– An Improvement in Your Spirituality
Feeling calm – a state that many addicts and alcoholics will rarely find except when they are either high or drunk, and those moments are entirely false anyway. Calmness, a necessary, regular state for any person, addict, or not, maybe difficult to find in early recovery, and that, believe it or not, is entirely natural, as your brain needs to have time to re-adjust its levels and use of the natural chemicals it produces.
This is exactly where learning mindfulness and meditation so usefully comes in, allowing you to reach that non-judgmental, focused and balanced state. Apart from the wonders, it does for such clarity of thought, it is immeasurably useful for the soul. Being able to calm yourself when the events, people, and circumstances you find yourself in are threatening and stressful is a significant and valuable quality to have in your armoury against relapse.
So, as part of your new and improved daily routine, make it an integral part of your day – every day. Take classes, learn the various techniques, and then continue to live in the moment. You will find every aspect of your life more enjoyable and a far sight less stressful.
There you are – your “3 Ways to Begin Your New Life After Rehab”:
- Exercise & Nutrition, for your physical health
- Support Network, for your mental health, and
- Mindfulness & Meditation, for the spiritual health
What advice would you offer someone in a similar situation, eg. beginning a new life after rehab? Please feel free to drop a comment below and keep the conversation going.

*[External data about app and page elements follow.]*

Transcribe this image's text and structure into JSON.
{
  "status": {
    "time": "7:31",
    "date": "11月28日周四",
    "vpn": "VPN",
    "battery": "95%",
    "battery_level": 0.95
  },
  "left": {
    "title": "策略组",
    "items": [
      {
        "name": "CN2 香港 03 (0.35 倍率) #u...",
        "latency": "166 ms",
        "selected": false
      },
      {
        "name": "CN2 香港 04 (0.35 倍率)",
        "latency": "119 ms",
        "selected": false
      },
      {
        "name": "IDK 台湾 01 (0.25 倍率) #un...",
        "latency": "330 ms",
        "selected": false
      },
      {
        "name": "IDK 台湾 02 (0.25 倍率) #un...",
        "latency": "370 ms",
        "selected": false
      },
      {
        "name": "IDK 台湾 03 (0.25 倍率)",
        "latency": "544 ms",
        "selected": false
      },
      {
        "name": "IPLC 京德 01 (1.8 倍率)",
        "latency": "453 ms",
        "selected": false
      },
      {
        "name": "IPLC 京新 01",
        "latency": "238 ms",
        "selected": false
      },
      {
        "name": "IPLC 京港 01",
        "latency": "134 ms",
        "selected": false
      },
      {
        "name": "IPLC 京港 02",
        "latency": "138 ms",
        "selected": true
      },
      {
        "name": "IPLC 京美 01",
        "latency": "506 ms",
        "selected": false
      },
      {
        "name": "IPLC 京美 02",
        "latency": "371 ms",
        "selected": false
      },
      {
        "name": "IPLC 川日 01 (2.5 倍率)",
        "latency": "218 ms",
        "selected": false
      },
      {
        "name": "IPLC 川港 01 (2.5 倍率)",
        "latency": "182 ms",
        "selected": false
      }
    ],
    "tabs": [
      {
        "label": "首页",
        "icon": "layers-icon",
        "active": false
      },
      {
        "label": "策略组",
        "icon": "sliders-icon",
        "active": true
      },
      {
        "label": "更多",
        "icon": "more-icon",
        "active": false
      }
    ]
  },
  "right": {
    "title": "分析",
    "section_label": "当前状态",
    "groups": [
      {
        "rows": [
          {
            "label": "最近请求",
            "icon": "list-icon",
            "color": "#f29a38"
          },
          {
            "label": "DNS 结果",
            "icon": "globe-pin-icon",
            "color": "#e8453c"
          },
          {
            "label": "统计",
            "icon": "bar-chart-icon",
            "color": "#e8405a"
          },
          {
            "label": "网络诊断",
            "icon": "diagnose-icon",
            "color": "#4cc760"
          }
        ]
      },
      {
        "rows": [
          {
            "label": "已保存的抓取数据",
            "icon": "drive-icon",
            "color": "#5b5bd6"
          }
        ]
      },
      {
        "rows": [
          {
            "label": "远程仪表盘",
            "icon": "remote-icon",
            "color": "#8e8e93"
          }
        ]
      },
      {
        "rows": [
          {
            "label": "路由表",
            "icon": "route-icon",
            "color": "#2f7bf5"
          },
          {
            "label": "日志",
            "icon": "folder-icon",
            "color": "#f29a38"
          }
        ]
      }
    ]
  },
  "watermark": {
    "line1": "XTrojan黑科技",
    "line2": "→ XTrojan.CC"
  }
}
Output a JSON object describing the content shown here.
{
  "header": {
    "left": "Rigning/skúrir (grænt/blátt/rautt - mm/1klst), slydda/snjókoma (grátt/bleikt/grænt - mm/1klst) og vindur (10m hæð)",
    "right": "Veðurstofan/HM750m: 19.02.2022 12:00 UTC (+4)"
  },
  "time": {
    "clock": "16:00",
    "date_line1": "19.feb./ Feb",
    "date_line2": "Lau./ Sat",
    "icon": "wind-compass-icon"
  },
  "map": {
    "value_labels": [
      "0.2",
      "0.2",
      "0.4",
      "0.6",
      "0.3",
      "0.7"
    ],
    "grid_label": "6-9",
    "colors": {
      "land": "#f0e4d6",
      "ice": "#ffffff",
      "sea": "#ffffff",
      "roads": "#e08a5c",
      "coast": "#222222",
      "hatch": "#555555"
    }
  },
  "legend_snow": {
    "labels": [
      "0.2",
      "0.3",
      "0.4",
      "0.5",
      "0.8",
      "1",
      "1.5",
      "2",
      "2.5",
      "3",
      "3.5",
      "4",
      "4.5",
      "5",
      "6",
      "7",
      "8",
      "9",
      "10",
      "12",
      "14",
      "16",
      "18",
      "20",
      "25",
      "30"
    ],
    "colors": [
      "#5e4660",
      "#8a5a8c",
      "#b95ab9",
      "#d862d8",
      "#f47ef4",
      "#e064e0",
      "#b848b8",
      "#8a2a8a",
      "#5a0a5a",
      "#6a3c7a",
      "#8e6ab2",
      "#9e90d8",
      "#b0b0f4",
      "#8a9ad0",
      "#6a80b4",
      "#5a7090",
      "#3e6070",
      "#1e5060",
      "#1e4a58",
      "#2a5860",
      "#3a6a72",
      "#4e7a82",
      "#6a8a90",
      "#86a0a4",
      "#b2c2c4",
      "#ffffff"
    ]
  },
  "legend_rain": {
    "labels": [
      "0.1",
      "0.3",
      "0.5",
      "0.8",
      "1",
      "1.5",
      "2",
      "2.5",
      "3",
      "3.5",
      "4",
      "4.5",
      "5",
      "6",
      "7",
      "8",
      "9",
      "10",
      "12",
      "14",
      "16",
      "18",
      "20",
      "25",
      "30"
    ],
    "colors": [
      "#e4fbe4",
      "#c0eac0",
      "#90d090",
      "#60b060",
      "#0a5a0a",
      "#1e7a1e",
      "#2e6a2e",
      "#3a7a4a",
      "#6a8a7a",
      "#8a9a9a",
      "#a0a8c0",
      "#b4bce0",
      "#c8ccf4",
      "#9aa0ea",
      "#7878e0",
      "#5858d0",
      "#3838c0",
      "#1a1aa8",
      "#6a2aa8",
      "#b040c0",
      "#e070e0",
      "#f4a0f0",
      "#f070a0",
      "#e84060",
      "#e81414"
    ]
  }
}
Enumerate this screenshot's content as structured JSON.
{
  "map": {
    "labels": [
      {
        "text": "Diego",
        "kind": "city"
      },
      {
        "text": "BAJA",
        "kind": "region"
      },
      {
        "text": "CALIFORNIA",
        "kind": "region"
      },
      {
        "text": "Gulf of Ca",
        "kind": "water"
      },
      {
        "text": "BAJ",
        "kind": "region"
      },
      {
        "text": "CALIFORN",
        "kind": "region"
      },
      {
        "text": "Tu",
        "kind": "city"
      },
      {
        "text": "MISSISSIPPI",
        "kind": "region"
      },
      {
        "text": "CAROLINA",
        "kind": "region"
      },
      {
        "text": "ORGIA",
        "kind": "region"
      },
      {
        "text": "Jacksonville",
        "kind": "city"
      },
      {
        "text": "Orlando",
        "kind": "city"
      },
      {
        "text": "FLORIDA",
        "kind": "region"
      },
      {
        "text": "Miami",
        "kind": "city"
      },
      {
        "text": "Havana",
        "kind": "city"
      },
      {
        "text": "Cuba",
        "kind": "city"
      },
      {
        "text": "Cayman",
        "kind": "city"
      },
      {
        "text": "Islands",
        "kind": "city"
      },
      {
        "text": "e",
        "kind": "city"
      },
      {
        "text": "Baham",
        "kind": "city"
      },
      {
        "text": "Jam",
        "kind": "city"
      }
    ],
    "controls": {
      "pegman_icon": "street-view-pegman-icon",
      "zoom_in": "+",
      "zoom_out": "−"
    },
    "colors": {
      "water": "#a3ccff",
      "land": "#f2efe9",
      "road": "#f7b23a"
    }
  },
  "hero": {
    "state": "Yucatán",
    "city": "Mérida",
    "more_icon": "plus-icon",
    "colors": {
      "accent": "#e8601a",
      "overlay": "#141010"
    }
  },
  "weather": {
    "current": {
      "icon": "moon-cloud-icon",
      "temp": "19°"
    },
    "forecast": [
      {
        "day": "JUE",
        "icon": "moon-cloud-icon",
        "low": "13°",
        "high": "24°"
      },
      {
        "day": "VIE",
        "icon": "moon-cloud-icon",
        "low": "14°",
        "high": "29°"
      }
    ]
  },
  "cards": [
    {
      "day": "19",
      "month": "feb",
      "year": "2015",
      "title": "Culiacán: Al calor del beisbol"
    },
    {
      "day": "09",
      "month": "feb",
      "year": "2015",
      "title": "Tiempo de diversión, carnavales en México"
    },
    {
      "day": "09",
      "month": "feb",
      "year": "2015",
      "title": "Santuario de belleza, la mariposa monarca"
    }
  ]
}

Lastly, to any woman out there who’s looking for that second chance at their own life, because of the damage an addicted one has brought, please seek treatment. You’ll get better, and, just as importantly, you’ll feel better. We wish you only good things to come.